Neighbors and the local government can be a problem - Check with your home owners association and city hall before bringing a big, yellow school bus home. Several bus owners on this forum have had to move their busses off their property because of zoning or HOA issues. I had to extend my driveway in order to legally park my shuttle bus at home.
Insurance can be difficult to find - Most conventional carriers (allstate, progressive, gieco, etc.) won't insure a bus conversion at all. GMAC is the go-to insurance company for bus conversions but they'll usually only give you liability coverage. GMAC liability-only insurance for my E-450 based shuttle bus is $230/6 months. Full coverage wasn't an option.

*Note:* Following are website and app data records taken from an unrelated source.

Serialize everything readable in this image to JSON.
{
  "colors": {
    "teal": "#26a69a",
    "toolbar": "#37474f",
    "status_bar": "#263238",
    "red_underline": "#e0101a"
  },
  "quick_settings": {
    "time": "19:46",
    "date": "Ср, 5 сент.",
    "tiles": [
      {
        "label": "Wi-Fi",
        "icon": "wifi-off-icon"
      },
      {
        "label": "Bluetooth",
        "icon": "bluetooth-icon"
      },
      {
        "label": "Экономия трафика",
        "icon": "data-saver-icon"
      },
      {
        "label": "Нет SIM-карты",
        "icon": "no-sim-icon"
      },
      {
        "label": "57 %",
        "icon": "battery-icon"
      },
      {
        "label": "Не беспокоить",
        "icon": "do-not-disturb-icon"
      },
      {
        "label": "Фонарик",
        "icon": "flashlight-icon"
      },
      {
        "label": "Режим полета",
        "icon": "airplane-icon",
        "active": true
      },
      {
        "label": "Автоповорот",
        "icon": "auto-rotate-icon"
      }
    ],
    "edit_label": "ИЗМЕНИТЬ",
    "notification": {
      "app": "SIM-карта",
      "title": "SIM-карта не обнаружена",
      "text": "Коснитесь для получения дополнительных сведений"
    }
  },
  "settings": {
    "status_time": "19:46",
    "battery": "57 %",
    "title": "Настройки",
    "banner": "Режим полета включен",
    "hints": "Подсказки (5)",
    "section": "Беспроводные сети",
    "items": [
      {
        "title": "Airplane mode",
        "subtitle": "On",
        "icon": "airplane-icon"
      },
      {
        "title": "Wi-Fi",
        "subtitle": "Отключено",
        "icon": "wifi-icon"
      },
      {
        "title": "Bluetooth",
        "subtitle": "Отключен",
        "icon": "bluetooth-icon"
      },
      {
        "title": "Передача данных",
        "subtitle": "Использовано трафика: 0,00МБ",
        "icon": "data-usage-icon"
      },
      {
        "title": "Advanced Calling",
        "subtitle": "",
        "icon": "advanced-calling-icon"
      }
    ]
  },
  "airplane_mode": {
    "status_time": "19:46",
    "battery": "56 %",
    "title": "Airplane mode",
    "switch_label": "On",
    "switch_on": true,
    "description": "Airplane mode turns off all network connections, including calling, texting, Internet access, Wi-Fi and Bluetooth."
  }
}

Repairs are expensive - These are heavy duty vehicles and parts can be expensive and difficult to find. Most schoolies and shuttle busses that come on the market are being sold because they have exceeded some arbitrary service life (either in years or miles driven) or because they are in need of lots of repairs. However, if you shop carefully you can find good, low-to-medium mileage vehicles but budget for repairs. Diesels, in particular take A LOT of oil, coolant and trans fluid; often triple what a passenger car takes, and the vehicle you get will likely need a good going over right away. The cost of 6 big tires and a brake job will make your eyes pop. If you can do the repairs and maintenance yourself the cost goes way down but the price is still considerable.
Everything takes way longer than you imagine - Seems like everything I want to do requires three trips to the parts store or home center. Parts need to be ordered. Rain, snow and heat will slow you down. Family stuff intrudes. Motivation comes and goes. Make your best estimate then double it.
Everything is more expensive than you planned - It's fairly easy to estimate the big stuff, but the little stuff (fasteners, adhesive, insulation, lumber) really adds up. I say again, make your best estimate then double it.
Towing can be a problem - Big vehicles need big tow trucks. AAA and Good Sam both have RV towing programs that are generally well rated. If you're going to be traveling a lot, calling an 800 number is way easier than trying to find the nearest tow truck out in BFE.
With all that said, if you step into the schoolie world with your eyes open it can be very rewarding. You're taking the proverbial sows ear and making it into a silk purse. That, to me, is very attractive. You'll also never have the feeling there's nothing to do.